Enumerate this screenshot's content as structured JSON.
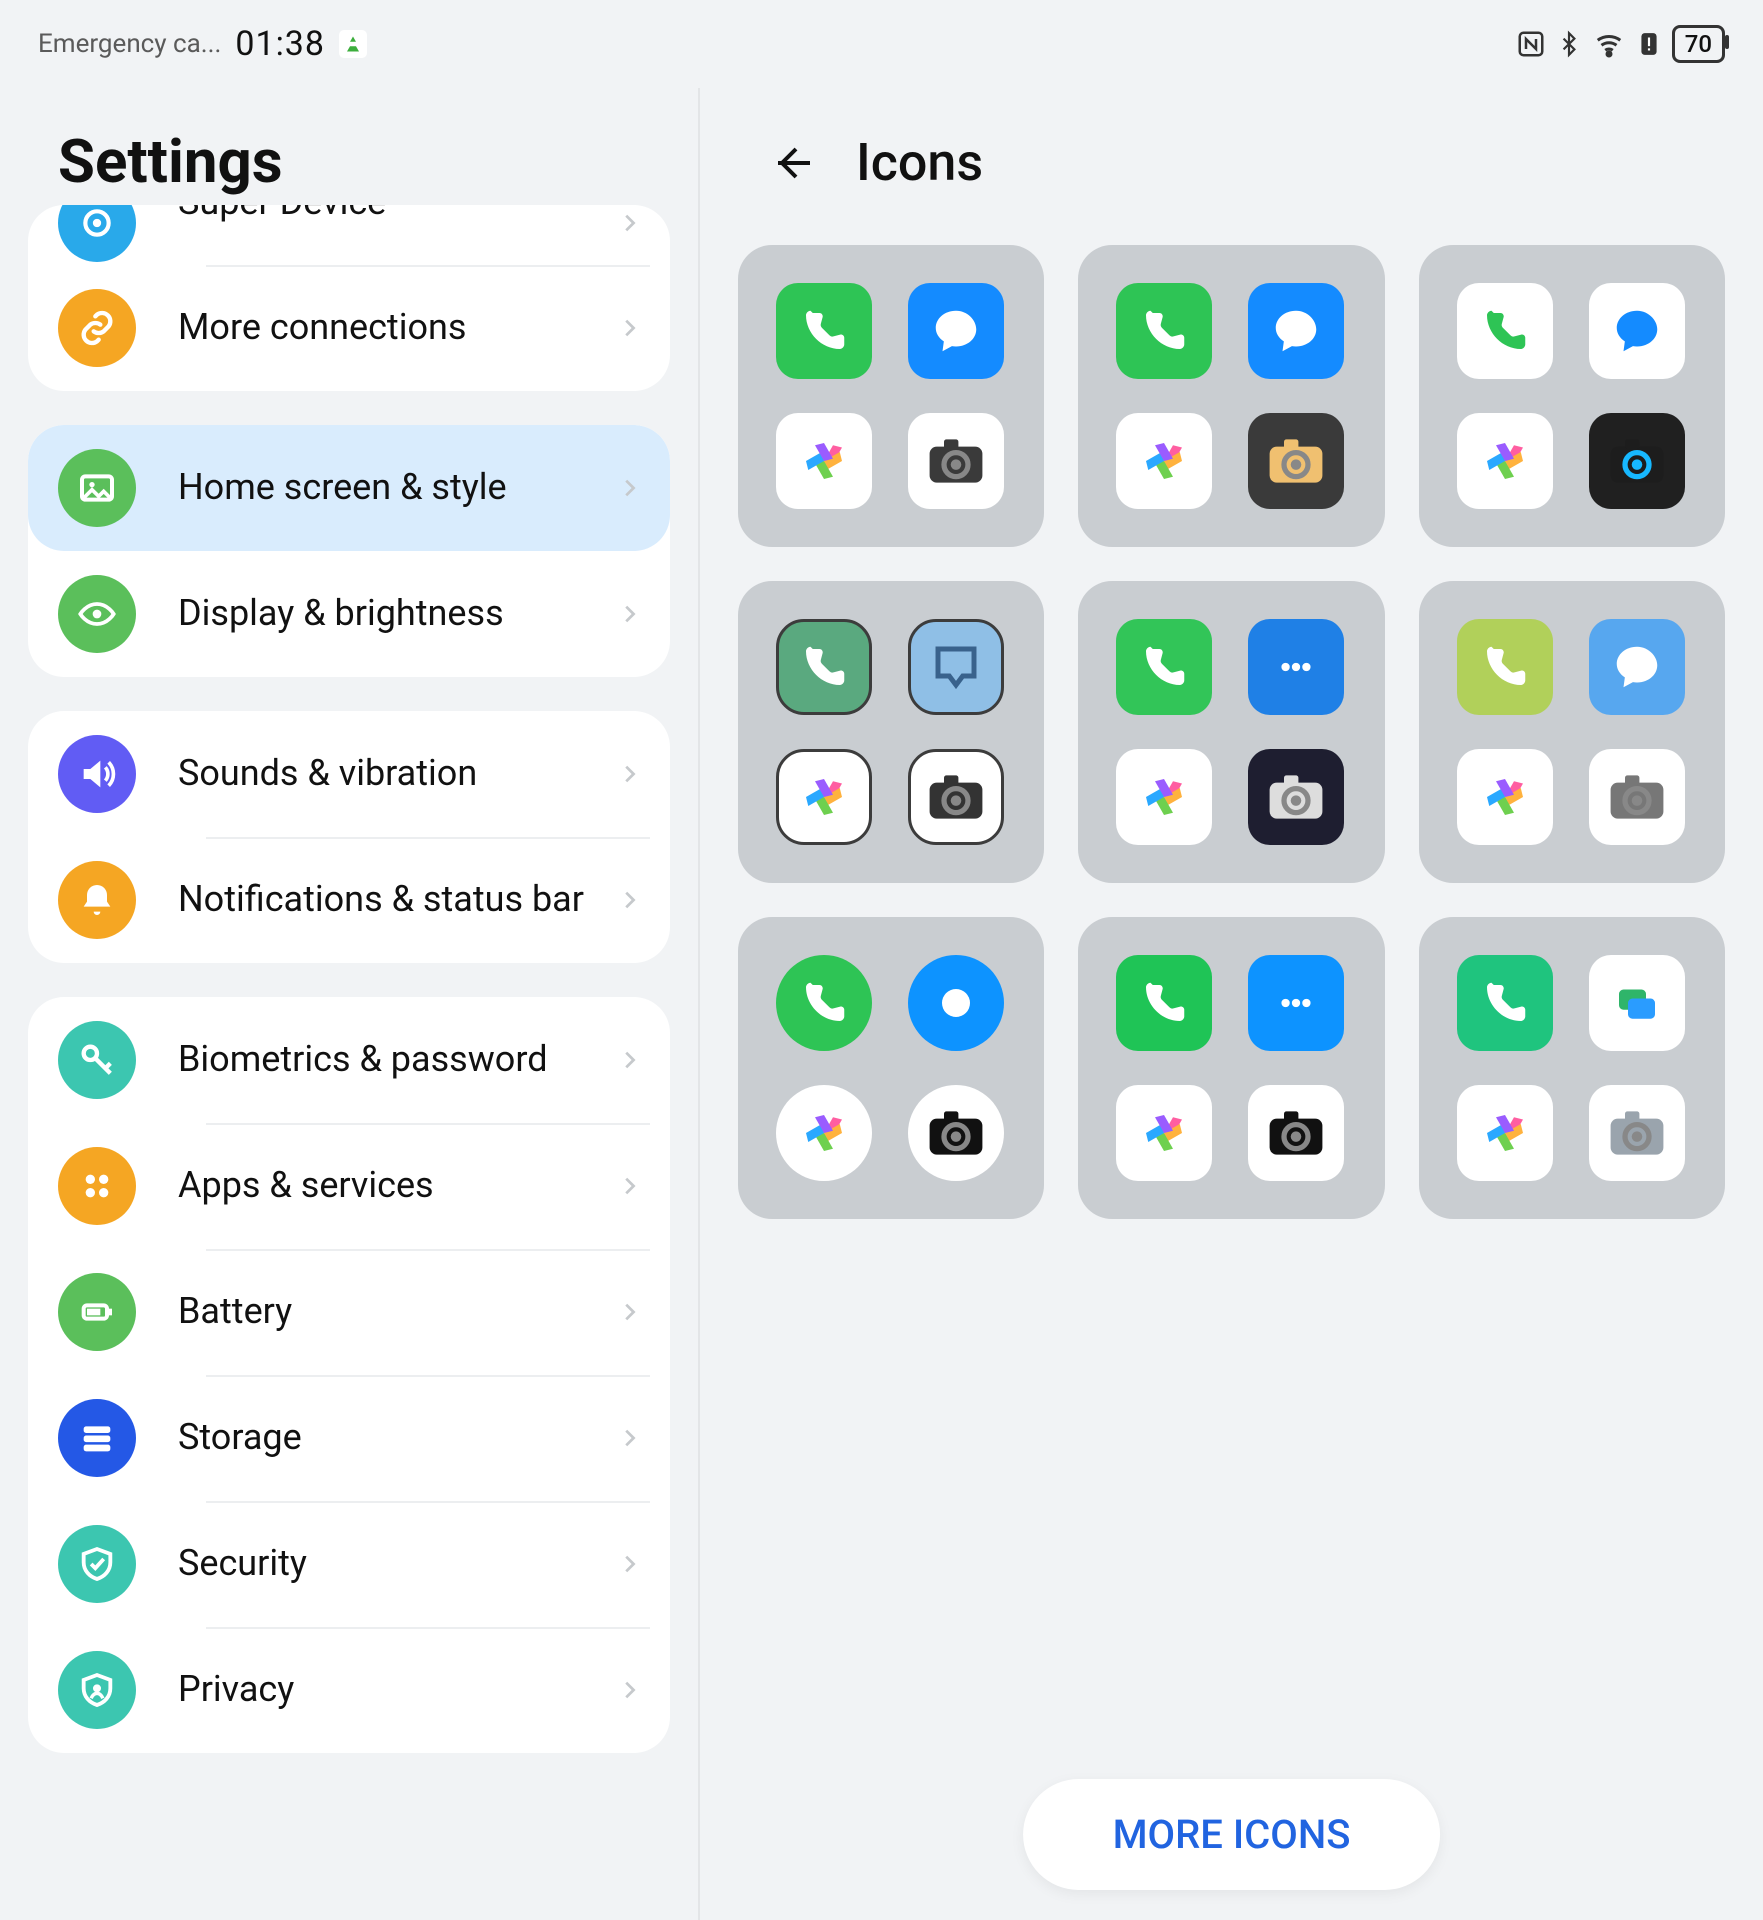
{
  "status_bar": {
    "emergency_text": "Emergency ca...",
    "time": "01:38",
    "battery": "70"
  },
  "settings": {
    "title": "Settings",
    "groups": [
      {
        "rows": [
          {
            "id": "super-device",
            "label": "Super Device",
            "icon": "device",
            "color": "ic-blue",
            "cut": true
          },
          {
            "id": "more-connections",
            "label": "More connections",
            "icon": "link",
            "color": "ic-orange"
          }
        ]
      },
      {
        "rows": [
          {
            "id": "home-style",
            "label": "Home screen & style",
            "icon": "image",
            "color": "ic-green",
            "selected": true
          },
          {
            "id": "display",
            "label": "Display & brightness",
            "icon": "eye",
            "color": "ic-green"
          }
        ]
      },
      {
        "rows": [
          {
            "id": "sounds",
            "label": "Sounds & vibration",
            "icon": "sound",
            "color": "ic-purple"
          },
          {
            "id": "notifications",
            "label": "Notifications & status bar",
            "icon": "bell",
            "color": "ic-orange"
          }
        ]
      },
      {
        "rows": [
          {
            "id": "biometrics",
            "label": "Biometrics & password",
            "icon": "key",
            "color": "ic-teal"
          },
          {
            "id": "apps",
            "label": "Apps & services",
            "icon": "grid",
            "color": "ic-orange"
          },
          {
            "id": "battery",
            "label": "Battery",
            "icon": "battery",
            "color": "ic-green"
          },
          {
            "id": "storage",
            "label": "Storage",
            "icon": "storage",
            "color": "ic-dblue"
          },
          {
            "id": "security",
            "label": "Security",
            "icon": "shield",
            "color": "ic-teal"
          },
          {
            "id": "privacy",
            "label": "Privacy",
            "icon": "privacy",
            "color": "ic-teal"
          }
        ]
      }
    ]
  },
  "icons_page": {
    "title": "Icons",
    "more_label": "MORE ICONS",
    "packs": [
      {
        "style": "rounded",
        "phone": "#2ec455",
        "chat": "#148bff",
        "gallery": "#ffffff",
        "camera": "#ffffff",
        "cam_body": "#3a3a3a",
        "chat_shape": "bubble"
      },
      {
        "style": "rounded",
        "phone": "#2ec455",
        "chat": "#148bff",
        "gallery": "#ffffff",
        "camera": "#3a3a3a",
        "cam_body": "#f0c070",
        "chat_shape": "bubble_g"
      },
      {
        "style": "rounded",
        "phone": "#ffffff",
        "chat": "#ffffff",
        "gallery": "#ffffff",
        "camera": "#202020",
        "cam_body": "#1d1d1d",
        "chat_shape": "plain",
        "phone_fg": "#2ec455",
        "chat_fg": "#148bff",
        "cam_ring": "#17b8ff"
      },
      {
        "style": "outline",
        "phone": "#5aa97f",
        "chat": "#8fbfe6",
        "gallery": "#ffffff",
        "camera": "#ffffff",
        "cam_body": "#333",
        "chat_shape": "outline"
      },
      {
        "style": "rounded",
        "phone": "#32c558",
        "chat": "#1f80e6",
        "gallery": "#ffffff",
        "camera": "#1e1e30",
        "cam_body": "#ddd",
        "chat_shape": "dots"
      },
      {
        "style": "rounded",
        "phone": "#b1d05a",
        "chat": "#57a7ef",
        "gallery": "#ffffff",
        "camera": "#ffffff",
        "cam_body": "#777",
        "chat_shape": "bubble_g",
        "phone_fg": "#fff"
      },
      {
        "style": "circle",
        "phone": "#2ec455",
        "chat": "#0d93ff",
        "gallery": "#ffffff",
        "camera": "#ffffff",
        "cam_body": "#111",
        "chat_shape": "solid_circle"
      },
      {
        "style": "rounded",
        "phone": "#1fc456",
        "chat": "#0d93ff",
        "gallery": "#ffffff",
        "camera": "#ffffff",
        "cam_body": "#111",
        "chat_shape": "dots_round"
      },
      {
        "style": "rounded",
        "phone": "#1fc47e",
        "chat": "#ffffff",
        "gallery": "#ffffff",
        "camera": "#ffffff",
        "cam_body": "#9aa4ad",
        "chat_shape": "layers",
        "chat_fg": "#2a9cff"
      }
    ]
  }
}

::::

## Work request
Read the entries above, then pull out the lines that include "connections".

## Answer section
            "id": "more-connections",
            "label": "More connections",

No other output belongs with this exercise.